Meanwhile, Dr Paddy Neumann is working on an economical way to move a rocket from inner Earth orbit to inner Mars orbit using a unique pulsed cathodic arc ion source, a bit like an arc welder in action. This new ion drive has already broken previously published thrust efficiency records by some 30 per cent.
Unlike traditional rocket engines, which use a chemical fuel burn for thrust (which remains the only type of engine that can push a rocket out of the Earth’s atmosphere), the ion drive can be fuelled by any of a range of different metals, including magnesium, titanium, bismuth and carbon. Neumann tested a range of the different metals for the engine and found magnesium to be the most efficient, although a number of others could do the work economically.
“We believe we could send a payload from low Earth orbit to low Mars orbit in a couple of months – which compares rather favourably with the chemical rocket transfer of six to nine months,” Neumann says. The ion drive’s fuel economy compares favourably as well: “If 15 per cent of my total spacecraft mass in low Earth orbit is magnesium fuel, I can send that spacecraft to Mars”.
Neumann has worked on the ion engine concept for years, beginning with his third year special project, through his honours degree, masters degree and doctorate. The ion drive concept germinated during his third year special project, when he was measuring the speed of ions being discharged from titanium plasma: “And I thought, that’s pretty fast, we could probably build a rocket out of that”.

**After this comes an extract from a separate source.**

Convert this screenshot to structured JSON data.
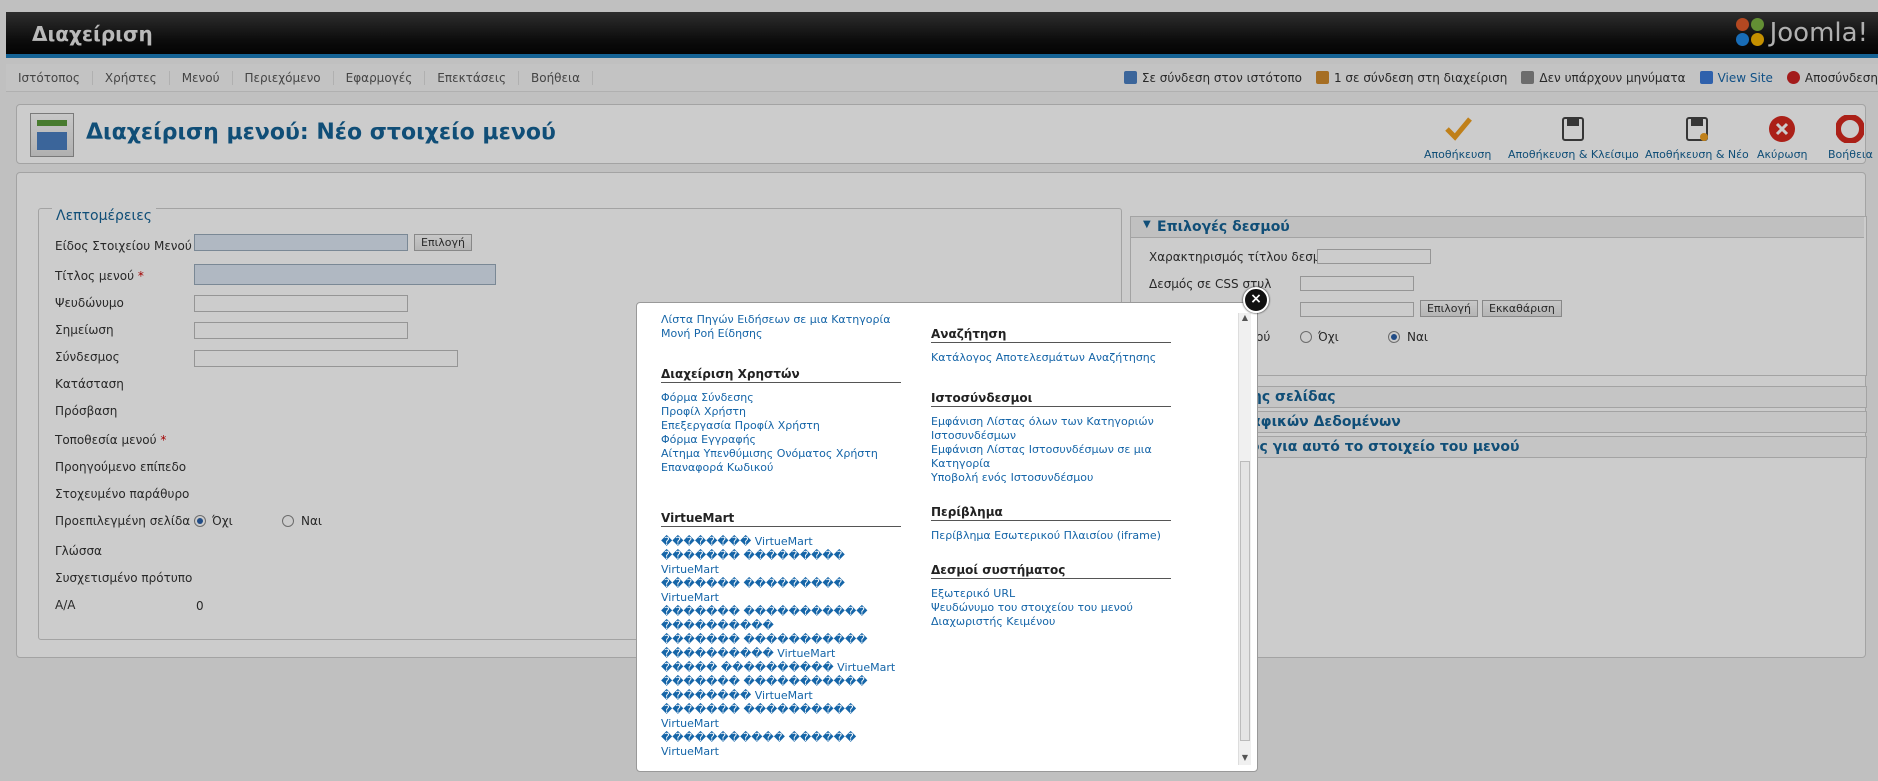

Physics professor Marcela Bilek designed the ion source that Neumann used for those first tests, and she has encouraged and advised him ever since. Along with Professor David McKenzie, Bilek supervised Neumann’s work, and they have been listed as co-inventors of the intellectual property. “We’ve just published an article, earlier this year, showing that – for magnesium in particular – we have a specific impulse that’s higher than anything that’s been recorded in the literature,” she says. “In other words, this means that you get a lot more thrust out of every kilogram of fuel you carry”.
Neumann has now established a company, Neumann Space, to further develop the ion drive, and he has signed up with Airbus to get the engine space-tested on a rack called the Bartolomeo Platform, which will be attached to the International Space Station.
Halfway around the world, in California, Sydney University student is working with NASA in the search for extra-terrestrial life – vectoring in on Enceladus, one of Saturn’s icy moons. Originally offered a ten-week internship with NASA, Thomson obviously made an impression because he was asked to stay on.
With degrees in engineering and medical science, Thomson is working on a doctorate in biomedical engineering and he sees his future in developing medical applications for space. For the moment, though, he is concerned with the detection of life in the far reaches of the solar system.
There are four key requirements for a planet or celestial body to support life, he says: organics, an energy source, nitrogen and liquid water. “Very few objects in our solar system have good data that tick the box for all four of those, except for Enceladus, which has an ocean under the surface and a big icy plume,” he adds. “That, out of all of the bodies in our solar system, has been determined by NASA to have the best chance that there’s life there, or that there was life there”.
Thomson notes there are many similarities between biomedical engineering and space technology, especially with regard to life-detecting sensors. Biomedical engineering instruments have to be accepted by a living body and care has to be taken to ensure they don’t introduce pathogens into that body. Similarly with space technology, immense care has to be taken to ensure planetary bodies are not contaminated by Earth pathogens.
“You have to make sure that you’re not detecting life that you brought with you on the sensor,” he explains. “You want to detect something unique to that environment”.